Dystopian and Post-Apocalyptic genres challenge our notions of Aristotelian mimesis vs Anti-mimesis – i.e., In the study of the human condition, does life imitate art or art imitate life? Popular culture, then and now, provides us with examples to depict the circularity of these notions and the psychological importance of exploring this aspect of human nature, particularly the contemplation of our own collective demise. While we recoil in horror at the images these genres portray, we are also morbidly fascinated by them, and we can’t help but ask ourselves . . . Could that really happen? Will that happen?

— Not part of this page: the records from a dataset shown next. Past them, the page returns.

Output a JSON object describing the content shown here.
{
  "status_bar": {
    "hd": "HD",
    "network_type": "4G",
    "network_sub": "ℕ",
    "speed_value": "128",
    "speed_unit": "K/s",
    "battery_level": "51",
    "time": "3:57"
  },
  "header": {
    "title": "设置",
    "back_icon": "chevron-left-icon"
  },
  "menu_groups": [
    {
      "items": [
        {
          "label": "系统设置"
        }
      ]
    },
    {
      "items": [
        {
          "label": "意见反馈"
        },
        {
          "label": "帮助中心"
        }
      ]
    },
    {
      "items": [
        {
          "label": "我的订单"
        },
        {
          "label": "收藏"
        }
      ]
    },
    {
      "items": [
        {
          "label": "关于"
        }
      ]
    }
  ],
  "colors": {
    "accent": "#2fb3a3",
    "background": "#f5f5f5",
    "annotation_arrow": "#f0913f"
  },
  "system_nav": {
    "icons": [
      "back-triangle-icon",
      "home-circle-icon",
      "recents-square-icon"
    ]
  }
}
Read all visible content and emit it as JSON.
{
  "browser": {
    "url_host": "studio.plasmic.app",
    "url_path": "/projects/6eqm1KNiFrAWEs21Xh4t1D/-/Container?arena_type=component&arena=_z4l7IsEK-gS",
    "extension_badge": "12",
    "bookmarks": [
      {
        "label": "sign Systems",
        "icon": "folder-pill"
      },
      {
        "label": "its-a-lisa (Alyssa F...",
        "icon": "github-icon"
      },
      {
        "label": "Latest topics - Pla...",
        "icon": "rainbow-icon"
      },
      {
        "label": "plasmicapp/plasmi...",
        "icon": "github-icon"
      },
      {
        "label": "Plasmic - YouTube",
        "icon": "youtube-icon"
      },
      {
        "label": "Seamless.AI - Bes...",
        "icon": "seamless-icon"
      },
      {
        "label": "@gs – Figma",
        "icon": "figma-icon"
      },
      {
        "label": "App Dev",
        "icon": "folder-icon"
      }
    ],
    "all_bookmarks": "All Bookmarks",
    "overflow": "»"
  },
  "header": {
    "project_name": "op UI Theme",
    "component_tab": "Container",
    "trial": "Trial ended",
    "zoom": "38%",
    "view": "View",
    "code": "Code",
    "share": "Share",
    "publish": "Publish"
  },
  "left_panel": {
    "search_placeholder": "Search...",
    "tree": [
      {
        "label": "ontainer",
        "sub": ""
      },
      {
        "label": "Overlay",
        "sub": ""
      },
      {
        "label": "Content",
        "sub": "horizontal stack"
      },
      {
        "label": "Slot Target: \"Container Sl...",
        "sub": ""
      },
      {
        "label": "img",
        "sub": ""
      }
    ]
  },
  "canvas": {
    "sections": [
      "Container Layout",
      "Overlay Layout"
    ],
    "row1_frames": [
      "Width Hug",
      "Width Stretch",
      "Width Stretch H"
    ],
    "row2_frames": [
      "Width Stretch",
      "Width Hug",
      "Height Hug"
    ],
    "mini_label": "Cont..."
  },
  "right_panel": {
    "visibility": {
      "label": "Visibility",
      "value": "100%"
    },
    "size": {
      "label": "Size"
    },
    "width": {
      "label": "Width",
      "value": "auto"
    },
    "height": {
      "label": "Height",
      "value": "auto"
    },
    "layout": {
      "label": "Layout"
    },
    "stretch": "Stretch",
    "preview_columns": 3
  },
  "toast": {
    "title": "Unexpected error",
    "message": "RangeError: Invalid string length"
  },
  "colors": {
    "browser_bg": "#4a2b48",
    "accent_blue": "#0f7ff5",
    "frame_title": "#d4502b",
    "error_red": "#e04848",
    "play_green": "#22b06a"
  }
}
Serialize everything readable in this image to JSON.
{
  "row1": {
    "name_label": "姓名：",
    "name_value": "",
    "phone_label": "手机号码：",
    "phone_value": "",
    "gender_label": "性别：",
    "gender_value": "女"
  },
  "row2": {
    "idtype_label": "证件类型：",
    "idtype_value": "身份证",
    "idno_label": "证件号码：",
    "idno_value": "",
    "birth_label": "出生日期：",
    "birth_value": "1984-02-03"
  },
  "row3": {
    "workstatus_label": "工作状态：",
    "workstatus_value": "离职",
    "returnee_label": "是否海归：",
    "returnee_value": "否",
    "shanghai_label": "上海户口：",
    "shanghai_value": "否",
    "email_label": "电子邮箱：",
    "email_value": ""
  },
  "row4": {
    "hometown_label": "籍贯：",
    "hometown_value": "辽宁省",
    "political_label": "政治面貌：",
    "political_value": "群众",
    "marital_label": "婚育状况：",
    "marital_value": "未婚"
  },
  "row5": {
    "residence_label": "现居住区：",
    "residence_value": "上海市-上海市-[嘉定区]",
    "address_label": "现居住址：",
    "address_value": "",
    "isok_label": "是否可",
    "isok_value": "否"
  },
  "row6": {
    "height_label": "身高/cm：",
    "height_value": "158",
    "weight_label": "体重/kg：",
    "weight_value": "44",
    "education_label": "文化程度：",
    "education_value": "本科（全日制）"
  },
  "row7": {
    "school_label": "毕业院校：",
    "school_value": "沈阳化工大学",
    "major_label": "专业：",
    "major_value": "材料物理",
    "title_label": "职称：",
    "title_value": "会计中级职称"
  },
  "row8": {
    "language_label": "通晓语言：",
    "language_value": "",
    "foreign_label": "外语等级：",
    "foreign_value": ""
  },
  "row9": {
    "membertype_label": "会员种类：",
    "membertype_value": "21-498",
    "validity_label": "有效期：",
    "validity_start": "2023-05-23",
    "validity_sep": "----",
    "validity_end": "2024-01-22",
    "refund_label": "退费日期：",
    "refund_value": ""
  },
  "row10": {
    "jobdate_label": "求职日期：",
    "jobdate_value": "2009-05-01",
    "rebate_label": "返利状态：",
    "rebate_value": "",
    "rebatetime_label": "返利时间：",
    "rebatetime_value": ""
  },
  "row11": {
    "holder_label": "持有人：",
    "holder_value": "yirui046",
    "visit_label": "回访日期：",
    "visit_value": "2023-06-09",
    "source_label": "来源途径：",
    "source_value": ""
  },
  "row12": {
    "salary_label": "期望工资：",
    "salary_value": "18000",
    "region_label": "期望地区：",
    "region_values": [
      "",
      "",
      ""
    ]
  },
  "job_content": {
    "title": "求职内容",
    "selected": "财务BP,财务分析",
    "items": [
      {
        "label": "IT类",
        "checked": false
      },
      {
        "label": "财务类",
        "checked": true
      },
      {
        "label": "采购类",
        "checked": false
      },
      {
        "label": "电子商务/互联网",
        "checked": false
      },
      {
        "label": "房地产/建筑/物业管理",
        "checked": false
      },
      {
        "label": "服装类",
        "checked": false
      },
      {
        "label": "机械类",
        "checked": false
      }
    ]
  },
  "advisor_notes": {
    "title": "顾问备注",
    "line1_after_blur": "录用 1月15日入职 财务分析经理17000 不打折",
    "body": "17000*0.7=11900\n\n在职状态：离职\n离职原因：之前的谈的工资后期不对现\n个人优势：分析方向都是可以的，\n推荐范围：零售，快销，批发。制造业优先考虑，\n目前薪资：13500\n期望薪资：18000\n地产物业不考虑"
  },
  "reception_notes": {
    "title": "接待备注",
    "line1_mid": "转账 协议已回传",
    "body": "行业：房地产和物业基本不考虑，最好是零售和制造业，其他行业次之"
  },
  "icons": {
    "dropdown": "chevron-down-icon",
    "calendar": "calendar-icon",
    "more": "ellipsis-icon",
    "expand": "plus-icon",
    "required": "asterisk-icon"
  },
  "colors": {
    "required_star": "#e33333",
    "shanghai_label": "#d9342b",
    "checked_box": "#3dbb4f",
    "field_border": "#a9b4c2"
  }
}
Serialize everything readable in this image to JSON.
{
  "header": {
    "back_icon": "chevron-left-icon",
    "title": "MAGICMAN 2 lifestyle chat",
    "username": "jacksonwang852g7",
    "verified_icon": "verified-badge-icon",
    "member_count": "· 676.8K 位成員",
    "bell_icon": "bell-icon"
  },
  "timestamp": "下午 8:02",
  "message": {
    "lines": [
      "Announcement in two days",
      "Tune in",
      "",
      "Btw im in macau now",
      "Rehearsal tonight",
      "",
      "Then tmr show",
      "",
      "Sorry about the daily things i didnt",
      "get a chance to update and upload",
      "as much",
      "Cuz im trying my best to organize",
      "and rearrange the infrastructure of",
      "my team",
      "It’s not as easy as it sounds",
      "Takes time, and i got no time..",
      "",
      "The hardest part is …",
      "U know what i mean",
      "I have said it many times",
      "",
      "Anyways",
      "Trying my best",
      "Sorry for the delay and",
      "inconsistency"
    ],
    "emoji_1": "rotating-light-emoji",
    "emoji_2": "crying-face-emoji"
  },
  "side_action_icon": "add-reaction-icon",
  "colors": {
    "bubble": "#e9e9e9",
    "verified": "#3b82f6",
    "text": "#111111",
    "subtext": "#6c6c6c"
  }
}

Comment. Two intellectual traditions help further enlighten as to “The Psychology of Dystopian and Post-Apocalyptic Stories”. The first is that of the philosopher Martin Heidegger’s Dasein wherein all of us are each thrown into a facticity including the unexpected and the inevitability of death. The unexpected follows the death of what came before. Death varies by various nothings and somethings. The second is that of the neo-psychoanalyst Melanie Klein’s paranoid-schizoid position. This denotes refers to anxieties, ego defenses, and interpersonal relations arising in the earliest months of life and continuing in various degrees into childhood and adulthood.

Guest Biography

Dr. Donna Roberts is an Associate Professor and Department Chair for Social Sciences and Economics in the College of Arts & Sciences. She is an active fellow of the Royal Society of the Arts and a member of the ERAU Jack R. Hunt Society. Donna has been with Embry-Riddle since 2003 and held positions including Dean of Academic Affairs-International Region, Regional Associate Dean-European Region, Center Faculty Chair-Northern Italy, Discipline Chair of Sociology & Psychology and the Associate Discipline Chair of Social Sciences and Economics.

Dr. Roberts' research interests encompass various areas of psychology and education, including personality, consumer psychology, media psychology, generational studies, learning styles and the intersection between psychology and the arts.

Dr. Roberts resides in Europe. In her free time she enjoys writing, traveling, reading, and quilting. She is an avid supporter of human and animal rights.